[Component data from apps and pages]
- Opening Delimiter -

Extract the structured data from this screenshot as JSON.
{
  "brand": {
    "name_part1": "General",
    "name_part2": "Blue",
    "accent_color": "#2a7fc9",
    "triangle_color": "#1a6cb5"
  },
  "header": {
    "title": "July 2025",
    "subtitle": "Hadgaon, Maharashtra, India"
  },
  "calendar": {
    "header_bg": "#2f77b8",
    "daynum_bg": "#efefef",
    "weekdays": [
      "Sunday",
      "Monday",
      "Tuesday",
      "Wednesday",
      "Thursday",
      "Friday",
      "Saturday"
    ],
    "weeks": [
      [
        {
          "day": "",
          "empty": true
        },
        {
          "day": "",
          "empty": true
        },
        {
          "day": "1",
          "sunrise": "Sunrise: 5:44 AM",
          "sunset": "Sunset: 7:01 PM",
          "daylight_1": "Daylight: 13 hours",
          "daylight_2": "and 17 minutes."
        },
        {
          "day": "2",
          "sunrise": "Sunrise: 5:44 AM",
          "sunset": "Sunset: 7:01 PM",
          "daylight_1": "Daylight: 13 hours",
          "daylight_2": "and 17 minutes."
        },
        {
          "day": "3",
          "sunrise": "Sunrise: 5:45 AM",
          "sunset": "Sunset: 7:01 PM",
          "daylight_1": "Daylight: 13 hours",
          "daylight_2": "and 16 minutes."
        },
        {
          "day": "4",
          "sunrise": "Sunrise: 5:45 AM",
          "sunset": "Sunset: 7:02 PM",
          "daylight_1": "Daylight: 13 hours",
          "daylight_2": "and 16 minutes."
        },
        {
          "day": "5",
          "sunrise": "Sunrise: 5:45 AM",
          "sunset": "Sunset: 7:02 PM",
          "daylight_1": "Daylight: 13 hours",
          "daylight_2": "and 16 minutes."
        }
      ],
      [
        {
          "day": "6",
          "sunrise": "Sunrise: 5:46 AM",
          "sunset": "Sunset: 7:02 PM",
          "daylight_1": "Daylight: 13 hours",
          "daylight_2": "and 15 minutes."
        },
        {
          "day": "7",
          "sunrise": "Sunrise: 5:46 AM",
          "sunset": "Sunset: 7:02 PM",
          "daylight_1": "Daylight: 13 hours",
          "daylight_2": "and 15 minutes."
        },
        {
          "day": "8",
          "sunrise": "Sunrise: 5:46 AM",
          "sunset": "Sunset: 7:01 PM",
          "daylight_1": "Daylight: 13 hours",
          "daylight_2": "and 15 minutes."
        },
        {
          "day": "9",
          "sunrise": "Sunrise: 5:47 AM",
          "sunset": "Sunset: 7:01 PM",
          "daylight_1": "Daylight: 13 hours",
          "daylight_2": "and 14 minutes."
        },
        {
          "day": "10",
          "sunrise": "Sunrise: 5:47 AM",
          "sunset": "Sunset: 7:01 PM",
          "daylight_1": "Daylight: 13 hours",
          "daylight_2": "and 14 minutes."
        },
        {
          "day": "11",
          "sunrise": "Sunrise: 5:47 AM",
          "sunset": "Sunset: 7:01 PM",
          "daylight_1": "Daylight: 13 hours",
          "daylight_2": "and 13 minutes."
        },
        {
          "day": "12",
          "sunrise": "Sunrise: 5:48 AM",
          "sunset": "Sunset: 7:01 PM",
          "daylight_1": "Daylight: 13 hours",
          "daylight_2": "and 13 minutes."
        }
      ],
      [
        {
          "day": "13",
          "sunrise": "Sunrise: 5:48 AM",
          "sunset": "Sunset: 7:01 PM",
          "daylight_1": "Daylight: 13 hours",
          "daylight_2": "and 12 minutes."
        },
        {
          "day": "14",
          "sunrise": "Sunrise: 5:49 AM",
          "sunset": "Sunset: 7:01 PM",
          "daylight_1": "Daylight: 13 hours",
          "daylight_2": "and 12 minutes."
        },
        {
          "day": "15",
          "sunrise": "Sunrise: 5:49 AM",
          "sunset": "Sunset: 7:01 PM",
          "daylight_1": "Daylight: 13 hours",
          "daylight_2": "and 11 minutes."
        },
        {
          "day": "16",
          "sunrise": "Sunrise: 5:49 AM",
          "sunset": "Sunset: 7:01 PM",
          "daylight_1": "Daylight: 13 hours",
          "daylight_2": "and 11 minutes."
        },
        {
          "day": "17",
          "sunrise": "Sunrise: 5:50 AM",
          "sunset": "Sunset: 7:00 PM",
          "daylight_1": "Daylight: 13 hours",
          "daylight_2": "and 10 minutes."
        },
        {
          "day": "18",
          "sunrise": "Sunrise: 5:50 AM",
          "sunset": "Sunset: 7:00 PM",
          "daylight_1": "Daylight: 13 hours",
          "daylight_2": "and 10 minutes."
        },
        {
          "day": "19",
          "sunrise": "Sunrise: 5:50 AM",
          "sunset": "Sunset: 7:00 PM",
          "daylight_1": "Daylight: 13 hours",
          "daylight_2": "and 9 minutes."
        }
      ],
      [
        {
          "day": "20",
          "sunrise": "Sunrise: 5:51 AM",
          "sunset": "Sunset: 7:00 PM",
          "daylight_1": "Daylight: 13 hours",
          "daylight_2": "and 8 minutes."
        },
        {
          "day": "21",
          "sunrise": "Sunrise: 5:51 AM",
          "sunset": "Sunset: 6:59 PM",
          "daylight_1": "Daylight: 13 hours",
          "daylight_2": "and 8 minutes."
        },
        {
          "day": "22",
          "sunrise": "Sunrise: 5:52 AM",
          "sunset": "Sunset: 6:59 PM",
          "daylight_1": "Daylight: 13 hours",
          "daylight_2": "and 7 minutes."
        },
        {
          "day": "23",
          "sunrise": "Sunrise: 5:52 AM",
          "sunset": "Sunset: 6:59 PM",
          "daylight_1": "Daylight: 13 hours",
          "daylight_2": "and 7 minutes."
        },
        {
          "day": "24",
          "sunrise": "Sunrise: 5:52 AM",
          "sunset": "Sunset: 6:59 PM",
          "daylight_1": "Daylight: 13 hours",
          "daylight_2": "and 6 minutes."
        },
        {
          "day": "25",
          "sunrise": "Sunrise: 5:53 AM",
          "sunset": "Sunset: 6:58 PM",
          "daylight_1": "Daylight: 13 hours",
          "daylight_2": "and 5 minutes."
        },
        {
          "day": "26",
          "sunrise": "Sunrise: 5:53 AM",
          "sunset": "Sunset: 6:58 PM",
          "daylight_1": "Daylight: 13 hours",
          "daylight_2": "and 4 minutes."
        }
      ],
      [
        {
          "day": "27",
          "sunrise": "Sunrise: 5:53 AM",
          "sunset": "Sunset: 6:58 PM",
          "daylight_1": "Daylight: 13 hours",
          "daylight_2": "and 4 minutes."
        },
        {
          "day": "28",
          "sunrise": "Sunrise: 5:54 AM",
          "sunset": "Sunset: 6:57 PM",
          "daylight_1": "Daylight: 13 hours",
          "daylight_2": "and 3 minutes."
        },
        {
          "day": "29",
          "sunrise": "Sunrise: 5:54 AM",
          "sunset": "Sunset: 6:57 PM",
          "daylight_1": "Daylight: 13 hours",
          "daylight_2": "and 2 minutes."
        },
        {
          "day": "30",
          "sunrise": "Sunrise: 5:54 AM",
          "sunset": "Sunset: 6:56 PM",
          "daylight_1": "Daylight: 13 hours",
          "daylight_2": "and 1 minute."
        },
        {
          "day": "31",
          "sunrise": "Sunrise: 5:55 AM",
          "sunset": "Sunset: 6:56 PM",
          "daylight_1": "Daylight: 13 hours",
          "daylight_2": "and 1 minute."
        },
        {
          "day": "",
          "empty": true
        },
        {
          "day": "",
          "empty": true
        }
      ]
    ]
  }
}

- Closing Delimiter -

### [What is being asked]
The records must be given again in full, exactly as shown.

### [Task solution]
Extract the structured data from this screenshot as JSON.
{
  "brand": {
    "name_part1": "General",
    "name_part2": "Blue",
    "accent_color": "#2a7fc9",
    "triangle_color": "#1a6cb5"
  },
  "header": {
    "title": "July 2025",
    "subtitle": "Hadgaon, Maharashtra, India"
  },
  "calendar": {
    "header_bg": "#2f77b8",
    "daynum_bg": "#efefef",
    "weekdays": [
      "Sunday",
      "Monday",
      "Tuesday",
      "Wednesday",
      "Thursday",
      "Friday",
      "Saturday"
    ],
    "weeks": [
      [
        {
          "day": "",
          "empty": true
        },
        {
          "day": "",
          "empty": true
        },
        {
          "day": "1",
          "sunrise": "Sunrise: 5:44 AM",
          "sunset": "Sunset: 7:01 PM",
          "daylight_1": "Daylight: 13 hours",
          "daylight_2": "and 17 minutes."
        },
        {
          "day": "2",
          "sunrise": "Sunrise: 5:44 AM",
          "sunset": "Sunset: 7:01 PM",
          "daylight_1": "Daylight: 13 hours",
          "daylight_2": "and 17 minutes."
        },
        {
          "day": "3",
          "sunrise": "Sunrise: 5:45 AM",
          "sunset": "Sunset: 7:01 PM",
          "daylight_1": "Daylight: 13 hours",
          "daylight_2": "and 16 minutes."
        },
        {
          "day": "4",
          "sunrise": "Sunrise: 5:45 AM",
          "sunset": "Sunset: 7:02 PM",
          "daylight_1": "Daylight: 13 hours",
          "daylight_2": "and 16 minutes."
        },
        {
          "day": "5",
          "sunrise": "Sunrise: 5:45 AM",
          "sunset": "Sunset: 7:02 PM",
          "daylight_1": "Daylight: 13 hours",
          "daylight_2": "and 16 minutes."
        }
      ],
      [
        {
          "day": "6",
          "sunrise": "Sunrise: 5:46 AM",
          "sunset": "Sunset: 7:02 PM",
          "daylight_1": "Daylight: 13 hours",
          "daylight_2": "and 15 minutes."
        },
        {
          "day": "7",
          "sunrise": "Sunrise: 5:46 AM",
          "sunset": "Sunset: 7:02 PM",
          "daylight_1": "Daylight: 13 hours",
          "daylight_2": "and 15 minutes."
        },
        {
          "day": "8",
          "sunrise": "Sunrise: 5:46 AM",
          "sunset": "Sunset: 7:01 PM",
          "daylight_1": "Daylight: 13 hours",
          "daylight_2": "and 15 minutes."
        },
        {
          "day": "9",
          "sunrise": "Sunrise: 5:47 AM",
          "sunset": "Sunset: 7:01 PM",
          "daylight_1": "Daylight: 13 hours",
          "daylight_2": "and 14 minutes."
        },
        {
          "day": "10",
          "sunrise": "Sunrise: 5:47 AM",
          "sunset": "Sunset: 7:01 PM",
          "daylight_1": "Daylight: 13 hours",
          "daylight_2": "and 14 minutes."
        },
        {
          "day": "11",
          "sunrise": "Sunrise: 5:47 AM",
          "sunset": "Sunset: 7:01 PM",
          "daylight_1": "Daylight: 13 hours",
          "daylight_2": "and 13 minutes."
        },
        {
          "day": "12",
          "sunrise": "Sunrise: 5:48 AM",
          "sunset": "Sunset: 7:01 PM",
          "daylight_1": "Daylight: 13 hours",
          "daylight_2": "and 13 minutes."
        }
      ],
      [
        {
          "day": "13",
          "sunrise": "Sunrise: 5:48 AM",
          "sunset": "Sunset: 7:01 PM",
          "daylight_1": "Daylight: 13 hours",
          "daylight_2": "and 12 minutes."
        },
        {
          "day": "14",
          "sunrise": "Sunrise: 5:49 AM",
          "sunset": "Sunset: 7:01 PM",
          "daylight_1": "Daylight: 13 hours",
          "daylight_2": "and 12 minutes."
        },
        {
          "day": "15",
          "sunrise": "Sunrise: 5:49 AM",
          "sunset": "Sunset: 7:01 PM",
          "daylight_1": "Daylight: 13 hours",
          "daylight_2": "and 11 minutes."
        },
        {
          "day": "16",
          "sunrise": "Sunrise: 5:49 AM",
          "sunset": "Sunset: 7:01 PM",
          "daylight_1": "Daylight: 13 hours",
          "daylight_2": "and 11 minutes."
        },
        {
          "day": "17",
          "sunrise": "Sunrise: 5:50 AM",
          "sunset": "Sunset: 7:00 PM",
          "daylight_1": "Daylight: 13 hours",
          "daylight_2": "and 10 minutes."
        },
        {
          "day": "18",
          "sunrise": "Sunrise: 5:50 AM",
          "sunset": "Sunset: 7:00 PM",
          "daylight_1": "Daylight: 13 hours",
          "daylight_2": "and 10 minutes."
        },
        {
          "day": "19",
          "sunrise": "Sunrise: 5:50 AM",
          "sunset": "Sunset: 7:00 PM",
          "daylight_1": "Daylight: 13 hours",
          "daylight_2": "and 9 minutes."
        }
      ],
      [
        {
          "day": "20",
          "sunrise": "Sunrise: 5:51 AM",
          "sunset": "Sunset: 7:00 PM",
          "daylight_1": "Daylight: 13 hours",
          "daylight_2": "and 8 minutes."
        },
        {
          "day": "21",
          "sunrise": "Sunrise: 5:51 AM",
          "sunset": "Sunset: 6:59 PM",
          "daylight_1": "Daylight: 13 hours",
          "daylight_2": "and 8 minutes."
        },
        {
          "day": "22",
          "sunrise": "Sunrise: 5:52 AM",
          "sunset": "Sunset: 6:59 PM",
          "daylight_1": "Daylight: 13 hours",
          "daylight_2": "and 7 minutes."
        },
        {
          "day": "23",
          "sunrise": "Sunrise: 5:52 AM",
          "sunset": "Sunset: 6:59 PM",
          "daylight_1": "Daylight: 13 hours",
          "daylight_2": "and 7 minutes."
        },
        {
          "day": "24",
          "sunrise": "Sunrise: 5:52 AM",
          "sunset": "Sunset: 6:59 PM",
          "daylight_1": "Daylight: 13 hours",
          "daylight_2": "and 6 minutes."
        },
        {
          "day": "25",
          "sunrise": "Sunrise: 5:53 AM",
          "sunset": "Sunset: 6:58 PM",
          "daylight_1": "Daylight: 13 hours",
          "daylight_2": "and 5 minutes."
        },
        {
          "day": "26",
          "sunrise": "Sunrise: 5:53 AM",
          "sunset": "Sunset: 6:58 PM",
          "daylight_1": "Daylight: 13 hours",
          "daylight_2": "and 4 minutes."
        }
      ],
      [
        {
          "day": "27",
          "sunrise": "Sunrise: 5:53 AM",
          "sunset": "Sunset: 6:58 PM",
          "daylight_1": "Daylight: 13 hours",
          "daylight_2": "and 4 minutes."
        },
        {
          "day": "28",
          "sunrise": "Sunrise: 5:54 AM",
          "sunset": "Sunset: 6:57 PM",
          "daylight_1": "Daylight: 13 hours",
          "daylight_2": "and 3 minutes."
        },
        {
          "day": "29",
          "sunrise": "Sunrise: 5:54 AM",
          "sunset": "Sunset: 6:57 PM",
          "daylight_1": "Daylight: 13 hours",
          "daylight_2": "and 2 minutes."
        },
        {
          "day": "30",
          "sunrise": "Sunrise: 5:54 AM",
          "sunset": "Sunset: 6:56 PM",
          "daylight_1": "Daylight: 13 hours",
          "daylight_2": "and 1 minute."
        },
        {
          "day": "31",
          "sunrise": "Sunrise: 5:55 AM",
          "sunset": "Sunset: 6:56 PM",
          "daylight_1": "Daylight: 13 hours",
          "daylight_2": "and 1 minute."
        },
        {
          "day": "",
          "empty": true
        },
        {
          "day": "",
          "empty": true
        }
      ]
    ]
  }
}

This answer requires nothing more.